Cleveland was once part of a region where manufacturing flourished. From the '20s to the '60s, companies like Ford, Eaton, and TRW produced components for cars on a massive scale, while industrial equipment makers like Dravo Wellman and Lincoln Electric employed thousands to meet the nationwide demand.
The industrial landscape has obviously changed since then — most would argue for the worse — but an opportunity for a manufacturing renaissance exists, albeit in a form far different from Cleveland's assembly line years. The key is 3-D printing. Cue Cardboard Helicopter, an "invention" firm that designs, licenses and manufactures items that ship all over the world. Thanks to 3-D printing, founder Tim Hayes been able to grow his business by eliminating historical barriers of entry. We caught up with Hayes to understand the process a little more.
Tell me a bit about yourself and how you ended up here.
I've been an entrepreneur my entire life. Since I was little, I knew that I wanted to do something on my own. I ended up getting into the Cleveland Institute of Art and then getting into their industrial design program.
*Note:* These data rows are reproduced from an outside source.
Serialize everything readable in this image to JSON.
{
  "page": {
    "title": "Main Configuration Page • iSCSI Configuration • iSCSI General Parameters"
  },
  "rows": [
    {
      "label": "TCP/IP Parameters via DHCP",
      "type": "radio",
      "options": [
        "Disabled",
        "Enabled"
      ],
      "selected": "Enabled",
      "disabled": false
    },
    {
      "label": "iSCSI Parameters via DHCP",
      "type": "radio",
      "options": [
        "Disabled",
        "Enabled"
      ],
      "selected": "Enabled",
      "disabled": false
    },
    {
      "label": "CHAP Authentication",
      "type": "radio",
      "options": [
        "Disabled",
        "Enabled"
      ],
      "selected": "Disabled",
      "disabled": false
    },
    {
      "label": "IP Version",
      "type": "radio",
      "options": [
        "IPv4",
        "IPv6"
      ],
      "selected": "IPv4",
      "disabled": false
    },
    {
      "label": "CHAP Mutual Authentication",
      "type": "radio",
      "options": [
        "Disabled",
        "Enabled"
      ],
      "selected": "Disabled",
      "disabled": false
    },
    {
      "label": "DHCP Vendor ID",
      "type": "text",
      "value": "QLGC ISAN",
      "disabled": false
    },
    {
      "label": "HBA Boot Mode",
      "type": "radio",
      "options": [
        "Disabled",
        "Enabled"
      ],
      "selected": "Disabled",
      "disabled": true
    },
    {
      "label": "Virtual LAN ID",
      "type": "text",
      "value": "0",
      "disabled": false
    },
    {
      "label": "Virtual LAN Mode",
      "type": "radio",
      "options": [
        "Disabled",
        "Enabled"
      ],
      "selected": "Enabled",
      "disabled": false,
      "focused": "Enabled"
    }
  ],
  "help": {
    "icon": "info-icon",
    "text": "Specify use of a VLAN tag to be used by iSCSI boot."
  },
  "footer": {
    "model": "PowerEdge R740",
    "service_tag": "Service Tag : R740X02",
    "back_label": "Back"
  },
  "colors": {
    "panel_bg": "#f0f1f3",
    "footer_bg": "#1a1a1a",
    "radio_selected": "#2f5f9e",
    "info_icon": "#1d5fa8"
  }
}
I went through the five-year BFA program and during and after that I worked in various capacities: I got some internships at places like Fisher Price and a few other design firms.
Why did you decide to start your own company?
It's not about making millions of dollars; it's about not having to ask a boss if I can go on a trip to New York for three days. It's the flexibility and freedom that comes with being your own boss. I get to create my own destiny instead of having to rely on everybody. Everyone's looking to innovate and innovate as fast as possible. What used to take years and hundreds of thousands of dollars can take me months, days, and no money out of my pocket; I'm a designer and engineer, so my process includes initial ideation — brainstorming — where we really think of all the different ideas and come up with things and then develop those ideas as a sketch, and then core refinements into actual viability, and then into 3-D prototypes, and pitch them to companies.
Has it been difficult to attract clientele?
Ever since I started the company, we've been coming up with inventions of our own and helping companies with product development. We're helping a lot of inventors, all the way from Australia to Slovakia. A lot of people find us, hear about us; there a lot of people in the Cleveland area that we try to help out. We try to help people out with our 3-D printer; we did that in Australia and had a fully developed product in less than a month, so that they had something to go in a Kickstarter campaign. We're into everything, from toys to high-end housewares to fitness products. We come up with hundreds of things, and for each product we license, we spend only between $10 and $100 because we can rapidly prototype.
Platforms like Kickstarter and IndieGogo have exploded in popularity. Are those sorts of crowd-funded campaigns a big component of your business?
There are more and more of them, and we're doing more, because they're great. You get orders day one instead of having to figure out who's going to order these on Amazon or Target: At the end of a Kickstarter, you've already got $100,000 of orders. Once we get into crowdfunding and we start manufacturing our own products, that's kind of the epitome of the freedom I talked about earlier. Instead of waiting for companies to sign off on things, we can make something in a week or a month, and instead of making 3- to 10-percent royalties, we can make 80 percent.
What is your company focusing on right now?
We're really focused on consumer products, and I think that will lead to bigger things. I want to have one of the biggest, most innovative product companies in the world. I want to be the most innovative company in Cleveland, maybe Ohio. The way our process works is, we aren't one-sided, because we want people to come to us when they have a product in mind. We know how to envision it, how to get it out there, how to design it. I want to be multifaceted in that sense, where I don't really want to just go one direction. If someone comes to us with any design work, I don't want to say, "We're too busy because we only design our own products."
Why did you decide to establish your company in the Cleveland area?
I was born and raised in Lakewood, and I bought a home in Lakewood, and the [Cardboard Helicopter] studio is in Lakewood. It's nearby where I live so I can bike to work, and it's a big space with two floors and really open areas. I was initially with all the others, thinking about moving out of town. But Cleveland's in the mecca of manufacturing, which a lot of people don't realize. There are hundreds of companies that develop products here: You can be a big fish in a small pond and have more opportunities.
What are your plans for the future?
We really want to start learning about the manufacturing side of things and the marketing side of things. Our target demographic is the millennial group and mass-market items. We do want to make quite a bit of products, because making those here is going to create a lot of jobs in sales and marketing. Somebody that has an MBA from Case or CSU that wants to start up a new type of company and launch 10 products, we've got a thousand in the pipe for that person. We think that we can start stub brands and new companies that can grow here. I think even the 3-D printer will one day allow us to bring everything back here. The most expensive part of manufacturing in China is the tools, so once they figure out manufacturing with that, it's just a computer, a tool, and you can make as many as you want.